PROMPT: Your answer is the listing, printed exactly as given.

*** Block opens ***

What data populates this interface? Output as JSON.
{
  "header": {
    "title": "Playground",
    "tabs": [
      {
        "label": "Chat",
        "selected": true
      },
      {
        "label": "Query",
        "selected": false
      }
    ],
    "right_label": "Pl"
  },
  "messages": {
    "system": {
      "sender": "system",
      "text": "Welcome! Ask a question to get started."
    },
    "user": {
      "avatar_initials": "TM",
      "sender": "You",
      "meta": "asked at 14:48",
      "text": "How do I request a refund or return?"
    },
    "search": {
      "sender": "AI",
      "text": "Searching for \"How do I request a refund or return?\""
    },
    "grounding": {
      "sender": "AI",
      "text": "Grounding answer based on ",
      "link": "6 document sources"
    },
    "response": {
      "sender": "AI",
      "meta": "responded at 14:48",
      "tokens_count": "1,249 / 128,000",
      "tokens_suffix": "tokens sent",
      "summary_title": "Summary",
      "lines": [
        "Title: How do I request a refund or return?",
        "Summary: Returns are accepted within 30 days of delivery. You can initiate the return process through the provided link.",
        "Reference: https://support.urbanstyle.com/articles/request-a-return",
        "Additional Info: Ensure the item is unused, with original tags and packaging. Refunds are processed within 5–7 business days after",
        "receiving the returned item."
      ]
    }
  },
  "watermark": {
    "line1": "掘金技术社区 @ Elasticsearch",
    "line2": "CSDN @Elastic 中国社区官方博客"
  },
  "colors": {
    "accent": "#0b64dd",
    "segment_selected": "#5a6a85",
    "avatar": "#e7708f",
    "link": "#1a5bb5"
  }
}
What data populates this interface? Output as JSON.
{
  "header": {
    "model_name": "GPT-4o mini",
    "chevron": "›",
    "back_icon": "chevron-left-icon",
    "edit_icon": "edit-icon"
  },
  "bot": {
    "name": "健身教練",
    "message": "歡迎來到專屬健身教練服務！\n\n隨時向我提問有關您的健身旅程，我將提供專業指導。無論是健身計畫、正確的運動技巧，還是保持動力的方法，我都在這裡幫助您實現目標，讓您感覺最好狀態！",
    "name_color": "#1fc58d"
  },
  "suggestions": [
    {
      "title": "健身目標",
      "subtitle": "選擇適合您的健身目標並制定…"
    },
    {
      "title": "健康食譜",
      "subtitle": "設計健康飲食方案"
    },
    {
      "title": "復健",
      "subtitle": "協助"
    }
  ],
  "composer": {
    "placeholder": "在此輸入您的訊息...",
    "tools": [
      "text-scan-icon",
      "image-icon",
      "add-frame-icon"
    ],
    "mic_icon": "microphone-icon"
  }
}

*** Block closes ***

SOLVED EXERCISE:
What data populates this interface? Output as JSON.
{
  "header": {
    "title": "Playground",
    "tabs": [
      {
        "label": "Chat",
        "selected": true
      },
      {
        "label": "Query",
        "selected": false
      }
    ],
    "right_label": "Pl"
  },
  "messages": {
    "system": {
      "sender": "system",
      "text": "Welcome! Ask a question to get started."
    },
    "user": {
      "avatar_initials": "TM",
      "sender": "You",
      "meta": "asked at 14:48",
      "text": "How do I request a refund or return?"
    },
    "search": {
      "sender": "AI",
      "text": "Searching for \"How do I request a refund or return?\""
    },
    "grounding": {
      "sender": "AI",
      "text": "Grounding answer based on ",
      "link": "6 document sources"
    },
    "response": {
      "sender": "AI",
      "meta": "responded at 14:48",
      "tokens_count": "1,249 / 128,000",
      "tokens_suffix": "tokens sent",
      "summary_title": "Summary",
      "lines": [
        "Title: How do I request a refund or return?",
        "Summary: Returns are accepted within 30 days of delivery. You can initiate the return process through the provided link.",
        "Reference: https://support.urbanstyle.com/articles/request-a-return",
        "Additional Info: Ensure the item is unused, with original tags and packaging. Refunds are processed within 5–7 business days after",
        "receiving the returned item."
      ]
    }
  },
  "watermark": {
    "line1": "掘金技术社区 @ Elasticsearch",
    "line2": "CSDN @Elastic 中国社区官方博客"
  },
  "colors": {
    "accent": "#0b64dd",
    "segment_selected": "#5a6a85",
    "avatar": "#e7708f",
    "link": "#1a5bb5"
  }
}
What data populates this interface? Output as JSON.
{
  "header": {
    "model_name": "GPT-4o mini",
    "chevron": "›",
    "back_icon": "chevron-left-icon",
    "edit_icon": "edit-icon"
  },
  "bot": {
    "name": "健身教練",
    "message": "歡迎來到專屬健身教練服務！\n\n隨時向我提問有關您的健身旅程，我將提供專業指導。無論是健身計畫、正確的運動技巧，還是保持動力的方法，我都在這裡幫助您實現目標，讓您感覺最好狀態！",
    "name_color": "#1fc58d"
  },
  "suggestions": [
    {
      "title": "健身目標",
      "subtitle": "選擇適合您的健身目標並制定…"
    },
    {
      "title": "健康食譜",
      "subtitle": "設計健康飲食方案"
    },
    {
      "title": "復健",
      "subtitle": "協助"
    }
  ],
  "composer": {
    "placeholder": "在此輸入您的訊息...",
    "tools": [
      "text-scan-icon",
      "image-icon",
      "add-frame-icon"
    ],
    "mic_icon": "microphone-icon"
  }
}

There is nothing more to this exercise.